I asked about the Canadian aspects of the show, and taking advantage of the great repertory company they could tap into by shooting the show, and setting the show, in Vancouver. Barry says the show was originally developed for American networks but he found an opportunity to do it in Canada, and then surprisingly, was offered the opportunity to keep it in Vancouver, which is where he lives.
“I had a built-in relationship with a lot of actors in Vancouver [from] having lived here for a long time, and so it was a pleasure for me to really kind of wade into that pool of talent [because I knew] where a lot of the great actors were hiding,” he says. “[Because] of the amount of work that comes here, [Vancouver] has developed into a really strong talent base on many levels, not just with regards to actors but directors, writers, [and] producers. And so [I] knew that there was a much deeper reservoir than people appreciated, and the fact that we could be set in Canada was just a bonus, [especially to] showcase this city, which is a character unto itself.”
When the trio were asked about what would hook new viewers, they agreed it’s the genre mix.“I think there [are] a lot of ideas in the show that are relevant to today…that we’ve kind of repurposed through the prism of someone from the future. I think there’s something interesting about someone who has a perspective that’s different who knows what’s going to happen. And seeing our world through those eyes can sometimes be a fascinating way to relook at our world. So, that’s one element that I think is definitely intriguing,” says Barry.
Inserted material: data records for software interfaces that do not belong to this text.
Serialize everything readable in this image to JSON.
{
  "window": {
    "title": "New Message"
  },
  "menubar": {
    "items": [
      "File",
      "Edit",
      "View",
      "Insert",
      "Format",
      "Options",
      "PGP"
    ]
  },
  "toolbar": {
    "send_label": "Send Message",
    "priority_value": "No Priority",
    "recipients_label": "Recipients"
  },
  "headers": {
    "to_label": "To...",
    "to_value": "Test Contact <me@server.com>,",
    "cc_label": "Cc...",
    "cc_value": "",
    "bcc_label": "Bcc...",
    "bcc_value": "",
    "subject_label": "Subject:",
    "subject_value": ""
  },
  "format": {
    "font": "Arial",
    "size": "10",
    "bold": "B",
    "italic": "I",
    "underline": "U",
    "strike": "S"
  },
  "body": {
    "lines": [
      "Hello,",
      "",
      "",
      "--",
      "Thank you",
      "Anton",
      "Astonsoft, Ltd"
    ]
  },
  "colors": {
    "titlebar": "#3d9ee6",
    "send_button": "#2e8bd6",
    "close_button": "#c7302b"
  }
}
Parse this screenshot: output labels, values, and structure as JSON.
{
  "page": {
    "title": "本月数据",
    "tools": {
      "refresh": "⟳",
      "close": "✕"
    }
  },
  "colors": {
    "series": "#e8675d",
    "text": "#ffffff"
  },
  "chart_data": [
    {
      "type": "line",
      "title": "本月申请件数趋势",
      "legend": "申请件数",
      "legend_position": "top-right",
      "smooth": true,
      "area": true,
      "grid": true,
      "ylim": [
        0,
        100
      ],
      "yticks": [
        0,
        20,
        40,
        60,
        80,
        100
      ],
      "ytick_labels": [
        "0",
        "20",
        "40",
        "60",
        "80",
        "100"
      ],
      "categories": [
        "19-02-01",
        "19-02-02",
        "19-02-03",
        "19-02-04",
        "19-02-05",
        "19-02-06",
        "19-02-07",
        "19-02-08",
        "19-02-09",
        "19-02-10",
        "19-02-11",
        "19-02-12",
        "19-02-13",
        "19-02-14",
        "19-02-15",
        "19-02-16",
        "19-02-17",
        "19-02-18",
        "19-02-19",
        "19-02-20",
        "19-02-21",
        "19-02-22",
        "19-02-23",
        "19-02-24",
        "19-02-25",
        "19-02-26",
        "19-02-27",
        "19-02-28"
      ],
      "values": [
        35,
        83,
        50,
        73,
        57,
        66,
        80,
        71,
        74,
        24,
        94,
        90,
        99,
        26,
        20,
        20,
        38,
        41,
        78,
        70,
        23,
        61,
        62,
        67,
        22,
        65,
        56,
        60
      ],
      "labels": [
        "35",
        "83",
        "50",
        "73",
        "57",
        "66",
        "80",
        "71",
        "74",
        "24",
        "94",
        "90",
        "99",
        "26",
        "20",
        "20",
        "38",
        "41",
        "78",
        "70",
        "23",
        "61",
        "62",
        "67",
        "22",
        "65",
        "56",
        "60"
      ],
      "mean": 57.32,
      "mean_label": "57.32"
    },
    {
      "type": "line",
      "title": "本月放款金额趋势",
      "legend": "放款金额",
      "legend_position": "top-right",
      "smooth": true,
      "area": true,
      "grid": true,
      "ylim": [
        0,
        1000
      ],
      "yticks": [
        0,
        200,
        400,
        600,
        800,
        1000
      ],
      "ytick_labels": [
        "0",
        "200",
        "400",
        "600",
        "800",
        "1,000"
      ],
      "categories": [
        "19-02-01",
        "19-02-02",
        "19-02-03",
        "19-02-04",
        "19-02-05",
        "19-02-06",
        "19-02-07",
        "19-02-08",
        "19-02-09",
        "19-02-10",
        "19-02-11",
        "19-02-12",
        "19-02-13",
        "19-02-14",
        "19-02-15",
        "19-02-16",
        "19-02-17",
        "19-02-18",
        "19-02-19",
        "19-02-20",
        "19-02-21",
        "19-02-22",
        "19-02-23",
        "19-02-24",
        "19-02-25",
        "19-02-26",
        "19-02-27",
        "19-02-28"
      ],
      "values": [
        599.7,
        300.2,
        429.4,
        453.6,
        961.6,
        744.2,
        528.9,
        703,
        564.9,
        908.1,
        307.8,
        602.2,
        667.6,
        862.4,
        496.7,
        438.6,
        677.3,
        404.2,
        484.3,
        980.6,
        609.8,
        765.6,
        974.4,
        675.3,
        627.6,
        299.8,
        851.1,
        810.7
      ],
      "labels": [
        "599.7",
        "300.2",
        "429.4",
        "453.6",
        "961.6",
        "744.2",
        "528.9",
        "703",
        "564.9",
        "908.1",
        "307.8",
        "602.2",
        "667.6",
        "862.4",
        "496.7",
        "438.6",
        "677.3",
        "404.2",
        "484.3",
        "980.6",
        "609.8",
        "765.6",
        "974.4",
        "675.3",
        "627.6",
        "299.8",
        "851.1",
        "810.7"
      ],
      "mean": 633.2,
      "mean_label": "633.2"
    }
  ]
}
“I think audiences will also like just the straight up thriller aspect of the show and the character dynamics of the show. There’s a real intimacy between the good guys and the bad guys on this show that’s very special. And because the time travel component links everyone, there is this awareness that all of the characters share, regardless of which side they’re on that really helps keep the show kind of connected within the varying factions.”
Webster thinks audiences will appreciate the show because it makes you think. “I like to make a show that after [it] ends, you could sit there with your friends and…discuss the possibilities and where a show could go, and what did they mean by that? And you know what if this happened? And, I think we explore a lot of those in this. We answer a lot of questions as much as we leave a lot of questions for the audience to ponder,” he says.
“And of course, me coming from an action background and growing up doing martial arts, I love the fact that this is a fast-paced, action-driven show that’s relatable. It’s not too far out there, even though it is a sci-fi show. All of this is within the realm of possibility. And, it’s [got] incredible characters. So it’s got aspects from so many different genres compiled together and mixed up that there’s a little bit of something for everybody.”
Nichols adds that Continuum gives you everything you want—procedural and sci-fi elements in a heavily character-driven show. “That sort of trifecta is very hard to come by,” she says. “The sci-fi genre is fascinating and wonderful because it allows us to do so many different things, whether it’s something like a social commentary [on] corporations and governments. [Sci-fi] really kind of lets us, as storytellers, get away with a lot. And, the built-in sci-fi audience that always enjoys that will love Continuum…Audiences from other types of shows…will also find something that they’re looking for as well, and that’s hard to do. I think Continuum does it very well.”
We couldn’t agree more. Continuum airs tonight on Syfy in the U.S. at 8 pm/7c and repeats throughout the week. Season two returns to Showcase in Canada later this year.